Presumably inspired by the U.S. Army SAW research, the Soviets started developing the 6 mm ammunition primarily intended for infantry machine guns and sniping rifles in about 1980. The first type revealed was the 6 x 53 mm, which launched an 80-gr. (5.2 g) bullet with a muzzle velocity of 3770 fps (1150 mps).
About ten years later the 6 x 49 mm cartridge was introduced. It has a rimless case with approximately the same rim diameter (0.449”/11.4 mm) as a classic 7.62 x 39 mm round. The 6 x 49 mm round has muzzle velocity equal to the 6 x 53 mm, it is also extremely hot having higher chamber pressures than the 6 x 53 mm. While there is a risk for case separation, the case has a circular groove formed near the extractor groove to allow case stretching without risk of separation. For reliable operation, adequate headspace is critical in self-loading firearms. On the other hand, high pressure ammunition will require tight headspacing to be safe. Controlled case stretching as used with certain aircraft cannons allows use of workable headspacing, yet the gun is also safe to fire.

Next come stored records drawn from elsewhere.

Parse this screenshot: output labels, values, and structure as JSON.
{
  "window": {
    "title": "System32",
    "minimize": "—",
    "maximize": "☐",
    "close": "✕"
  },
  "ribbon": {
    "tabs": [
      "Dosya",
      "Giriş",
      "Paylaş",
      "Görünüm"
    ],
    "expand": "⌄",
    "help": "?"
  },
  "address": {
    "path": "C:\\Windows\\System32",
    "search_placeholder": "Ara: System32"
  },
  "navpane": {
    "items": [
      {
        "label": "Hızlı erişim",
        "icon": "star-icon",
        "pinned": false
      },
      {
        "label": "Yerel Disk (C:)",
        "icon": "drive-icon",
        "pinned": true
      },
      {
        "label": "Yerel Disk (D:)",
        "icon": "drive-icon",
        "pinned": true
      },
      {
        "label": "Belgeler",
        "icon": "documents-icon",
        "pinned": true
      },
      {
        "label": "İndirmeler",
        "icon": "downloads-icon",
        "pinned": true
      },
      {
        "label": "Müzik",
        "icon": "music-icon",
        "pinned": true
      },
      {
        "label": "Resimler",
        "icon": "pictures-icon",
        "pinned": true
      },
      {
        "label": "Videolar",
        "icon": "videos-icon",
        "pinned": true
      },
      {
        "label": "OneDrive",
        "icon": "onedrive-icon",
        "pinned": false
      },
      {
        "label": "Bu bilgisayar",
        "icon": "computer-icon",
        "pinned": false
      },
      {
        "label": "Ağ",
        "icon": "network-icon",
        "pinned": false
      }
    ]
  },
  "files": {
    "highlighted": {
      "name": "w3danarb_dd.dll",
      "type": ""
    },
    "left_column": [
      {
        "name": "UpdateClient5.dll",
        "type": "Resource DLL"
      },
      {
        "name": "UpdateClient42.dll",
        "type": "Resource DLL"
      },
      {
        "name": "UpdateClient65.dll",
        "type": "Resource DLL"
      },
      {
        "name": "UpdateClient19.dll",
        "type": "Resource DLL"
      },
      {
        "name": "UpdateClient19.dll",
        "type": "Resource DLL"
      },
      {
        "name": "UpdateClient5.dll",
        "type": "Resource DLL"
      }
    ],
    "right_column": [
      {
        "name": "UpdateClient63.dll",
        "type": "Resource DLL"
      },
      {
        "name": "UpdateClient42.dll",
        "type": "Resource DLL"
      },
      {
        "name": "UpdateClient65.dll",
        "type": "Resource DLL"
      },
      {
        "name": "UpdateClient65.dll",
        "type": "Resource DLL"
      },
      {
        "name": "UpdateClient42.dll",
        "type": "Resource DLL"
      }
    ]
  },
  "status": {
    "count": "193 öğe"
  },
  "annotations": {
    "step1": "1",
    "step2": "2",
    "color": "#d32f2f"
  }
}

While not so prolific as Mikhail Kalashnikov’s assault rifles, his belt fed general purpose machine gun is really an outstanding design. Not the least because it fires a complex rimmed round, but also because it is reliable, easily controllable and easy to operate. It will serve to the foreseeable future in existing forms or firing a new rimless cartridge, which might be a less complicated choice for belt fed weapons.
SAR would like to thank Peter G. Kokalis for his help in editing this article
|This article first appeared in Small Arms Review V1N8 (May 1998)|